  5. Improve your skills – FXCM has a range of educational tools, live market webinars, and a free live online classroom to help you hone your skills and execute better NASDAQ CFD trades. Visit our education hub to get started.

Ready to get started? Trade the NASDAQ 100 by . For more information, visit our help and support section.

FXCM Research Team

FXCM Research Team consists of a number of FXCM's Market and Product Specialists.

Articles published by FXCM Research Team generally have numerous contributors and aim to provide general Educational and Informative content on Market News and Products.

${} / ${getInstrumentData.ticker} /

Exchange: ${}

${} ${getInstrumentData.divCcy} ${getInstrumentData.priceChange} (${getInstrumentData.percentChange}%) ${getInstrumentData.priceChange} (${getInstrumentData.percentChange}%)

${getInstrumentData.oneYearLow} 52/wk Range ${getInstrumentData.oneYearHigh}
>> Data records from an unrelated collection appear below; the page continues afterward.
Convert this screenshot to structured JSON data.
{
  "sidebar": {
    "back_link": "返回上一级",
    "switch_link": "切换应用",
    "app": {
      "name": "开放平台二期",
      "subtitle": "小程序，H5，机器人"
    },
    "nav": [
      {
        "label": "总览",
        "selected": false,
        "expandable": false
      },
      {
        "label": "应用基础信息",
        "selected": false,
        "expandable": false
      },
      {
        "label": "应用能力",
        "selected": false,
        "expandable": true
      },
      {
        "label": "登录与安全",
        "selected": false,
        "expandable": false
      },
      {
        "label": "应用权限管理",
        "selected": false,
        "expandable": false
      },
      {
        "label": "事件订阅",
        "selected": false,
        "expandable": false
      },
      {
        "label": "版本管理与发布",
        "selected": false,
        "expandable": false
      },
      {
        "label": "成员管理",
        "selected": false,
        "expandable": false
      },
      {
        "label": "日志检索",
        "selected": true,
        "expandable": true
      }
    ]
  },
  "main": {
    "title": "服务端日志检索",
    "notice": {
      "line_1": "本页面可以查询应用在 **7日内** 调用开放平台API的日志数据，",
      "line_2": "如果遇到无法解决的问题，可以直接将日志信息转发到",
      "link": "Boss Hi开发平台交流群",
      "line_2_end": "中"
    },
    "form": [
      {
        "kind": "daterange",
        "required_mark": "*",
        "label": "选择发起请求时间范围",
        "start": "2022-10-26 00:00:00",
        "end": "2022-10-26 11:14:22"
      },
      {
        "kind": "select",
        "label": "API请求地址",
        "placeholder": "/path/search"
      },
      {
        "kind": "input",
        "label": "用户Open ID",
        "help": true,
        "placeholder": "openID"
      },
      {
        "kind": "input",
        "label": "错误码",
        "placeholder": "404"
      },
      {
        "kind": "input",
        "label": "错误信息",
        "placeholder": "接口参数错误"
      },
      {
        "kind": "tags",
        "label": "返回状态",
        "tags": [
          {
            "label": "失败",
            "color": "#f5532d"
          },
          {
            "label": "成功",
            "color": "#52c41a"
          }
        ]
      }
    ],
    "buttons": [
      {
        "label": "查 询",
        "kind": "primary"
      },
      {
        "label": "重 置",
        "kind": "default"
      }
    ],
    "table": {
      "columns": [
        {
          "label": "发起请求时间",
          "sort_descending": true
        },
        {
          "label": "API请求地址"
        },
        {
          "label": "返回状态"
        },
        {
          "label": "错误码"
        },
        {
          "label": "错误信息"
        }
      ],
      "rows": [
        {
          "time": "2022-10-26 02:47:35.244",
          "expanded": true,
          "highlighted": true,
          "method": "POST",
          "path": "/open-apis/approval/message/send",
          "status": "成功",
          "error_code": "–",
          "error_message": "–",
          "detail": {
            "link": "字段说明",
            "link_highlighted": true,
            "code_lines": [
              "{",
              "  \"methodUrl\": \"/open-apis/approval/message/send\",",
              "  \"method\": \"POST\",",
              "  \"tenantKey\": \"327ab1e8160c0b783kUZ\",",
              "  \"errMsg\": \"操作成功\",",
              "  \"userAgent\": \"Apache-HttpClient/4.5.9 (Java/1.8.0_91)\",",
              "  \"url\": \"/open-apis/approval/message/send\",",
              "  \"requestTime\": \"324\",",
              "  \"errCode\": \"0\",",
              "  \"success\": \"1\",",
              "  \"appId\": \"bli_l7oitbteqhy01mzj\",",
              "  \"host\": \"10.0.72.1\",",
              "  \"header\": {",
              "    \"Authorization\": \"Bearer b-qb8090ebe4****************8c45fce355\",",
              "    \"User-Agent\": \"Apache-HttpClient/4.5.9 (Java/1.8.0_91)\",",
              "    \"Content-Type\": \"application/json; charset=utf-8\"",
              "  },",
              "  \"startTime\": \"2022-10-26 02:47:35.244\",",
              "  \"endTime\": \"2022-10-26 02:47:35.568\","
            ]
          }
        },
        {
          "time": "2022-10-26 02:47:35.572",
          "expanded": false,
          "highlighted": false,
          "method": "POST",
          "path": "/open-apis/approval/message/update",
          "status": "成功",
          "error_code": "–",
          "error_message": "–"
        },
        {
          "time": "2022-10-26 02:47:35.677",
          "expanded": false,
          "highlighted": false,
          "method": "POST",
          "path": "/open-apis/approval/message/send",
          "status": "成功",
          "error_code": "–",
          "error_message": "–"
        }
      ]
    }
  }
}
Any opinions, news, research, analyses, prices, other information, or links to third-party sites contained on this website are provided on an "as-is" basis, as general market commentary and do not constitute investment advice. The market commentary has not been prepared in accordance with legal requirements designed to promote the independence of investment research, and it is therefore not subject to any prohibition on dealing ahead of dissemination. Although this commentary is not produced by an independent source, FXCM takes all sufficient steps to eliminate or prevent any conflicts of interests arising out of the production and dissemination of this communication. The employees of FXCM commit to acting in the clients' best interests and represent their views without misleading, deceiving, or otherwise impairing the clients' ability to make informed investment decisions. For more information about the FXCM's internal organizational and administrative arrangements for the prevention of conflicts, please refer to the Firms' Managing Conflicts Policy. Please ensure that you read and understand our Full Disclaimer and Liability provision concerning the foregoing Information, which can be accessed here.

Past Performance: Past Performance is not an indicator of future results.

Spreads Widget: When static spreads are displayed, the figures reflect a time-stamped snapshot as of when the market closes. Spreads are variable and are subject to delay. Single Share prices are subject to a 15 minute delay. The spread figures are for informational purposes only. FXCM is not liable for errors, omissions or delays, or for actions relying on this information.